» **Exercise details**
Print the data exactly. Pictures stay out.

Start of Block

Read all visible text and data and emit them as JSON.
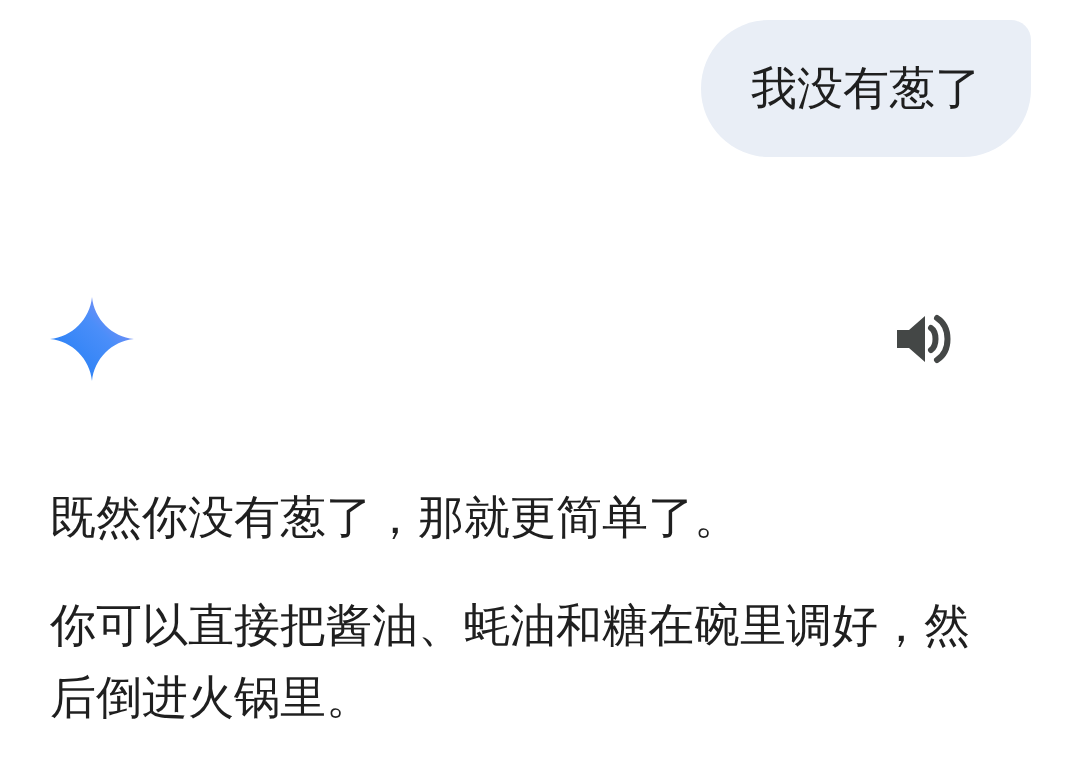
{
  "user_message": {
    "text": "我没有葱了"
  },
  "reply": {
    "paragraphs": [
      "既然你没有葱了，那就更简单了。",
      "你可以直接把酱油、蚝油和糖在碗里调好，然后倒进火锅里。"
    ]
  }
}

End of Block

» **Answer to the exercise**
Read all visible text and data and emit them as JSON.
{
  "user_message": {
    "text": "我没有葱了"
  },
  "reply": {
    "paragraphs": [
      "既然你没有葱了，那就更简单了。",
      "你可以直接把酱油、蚝油和糖在碗里调好，然后倒进火锅里。"
    ]
  }
}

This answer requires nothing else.